Проводы в армию в пореформенной России: опыт этнографического анализа
The psychology of royal imposture in Russia is directly connected with the question of the attitude to the Tsar, i. e. the special way in which royal power was understood. Pretenders made their appearance in Russia only after there were Tsars, and this is connected with the sacralization of the Tsar. The notion that the royal power was established by God accounts for the distinction (actual in Russia) between "righteous" and "unrighteous" Tsars. Hence the most striking pretenders crop up precisely at those moments when the natural order of succession has been broken and when the actual occupier of the throne could in fact be regarded as a pretender.
This is a collection of essays on the semiotics of history, a product of the 30 years collaboration of the two co-authors. All the articles are devoted to the history of the Russian culture, treating it not as an isolated phenomenon, but as an integral part of the world culture. Semiotic analysis of various fonts allows to define both universal and pecular characteristics in the history of Rusian culture.

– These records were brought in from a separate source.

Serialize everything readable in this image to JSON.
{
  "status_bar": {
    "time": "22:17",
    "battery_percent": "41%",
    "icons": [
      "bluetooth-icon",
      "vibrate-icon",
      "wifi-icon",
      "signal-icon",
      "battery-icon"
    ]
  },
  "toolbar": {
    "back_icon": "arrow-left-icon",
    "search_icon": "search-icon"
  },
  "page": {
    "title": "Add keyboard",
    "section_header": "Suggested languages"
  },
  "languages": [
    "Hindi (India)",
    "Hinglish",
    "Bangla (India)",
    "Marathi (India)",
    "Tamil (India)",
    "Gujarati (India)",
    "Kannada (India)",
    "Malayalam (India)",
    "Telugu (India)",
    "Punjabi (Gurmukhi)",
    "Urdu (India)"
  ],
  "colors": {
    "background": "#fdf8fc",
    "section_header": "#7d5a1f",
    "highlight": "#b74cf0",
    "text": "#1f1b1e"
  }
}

The article discusses the scholarship, methods, and theoretical approaches that have been involved in the interdisciplinary field of Science and Technology Studies from the early 1980s through the early 2000s. It traces the changes in methodological orientations and examines the specificities of ethnographic fieldwork in the STS area, as well as suggests the criteria for evaluating the outcome of research and offers ways of its advancement.
The article describes some crucial moments of flight attendant job routin. The auther describes his experience of being flight attendant of one of the biggest and multicultural airlines – Emirates Airlines. Мобильность, профессия бортпроводника, авиация, этнография Mobility, Flight-attendant, Aviation, Ethnography
The present study simultaneously belongs to literary studies and to social history, including the history of culture and of political ideas. Indeed it concerns attitudes about the tsar in Russia during various periods of Russian history, and the linguistic - and more generally speaking, semiotic - means in which these attitudes were manifested. Obviously, this is connected to the history of political views. It is demonstrated how differing attitides toward the tsar correlate with various stages of Russian political and cultural history; how diverse aspects of Russian cultural life converged around this question; and how in different periods the very same texts could be interpreted as having very different content, relating to the interests of the particular time.
The political preconditions for the sacralization of the monarch in Russia were twofold. On the one hand, this was the transference onto the tsar of Moscow the functions of the Byzantine basileius, that could be realized both in the conception of Moscow as the Third Rome, which was contrasted to Byzantium, and in the later Byzantanization of the Russian state and ecclesiastical life (beginning in the reign of Aleksei Mikhailovich). On the other hand, this was the tsar’s assimilation of the functions of head of the church (beginning with the reign of Peter I). The very combination of these two essentially contradictory tendencies only became possible in the conditions of Baroque culture, insofar as texts that were authoritative for cultural consciousness could be reconceptualized in any direction within a Baroque framework.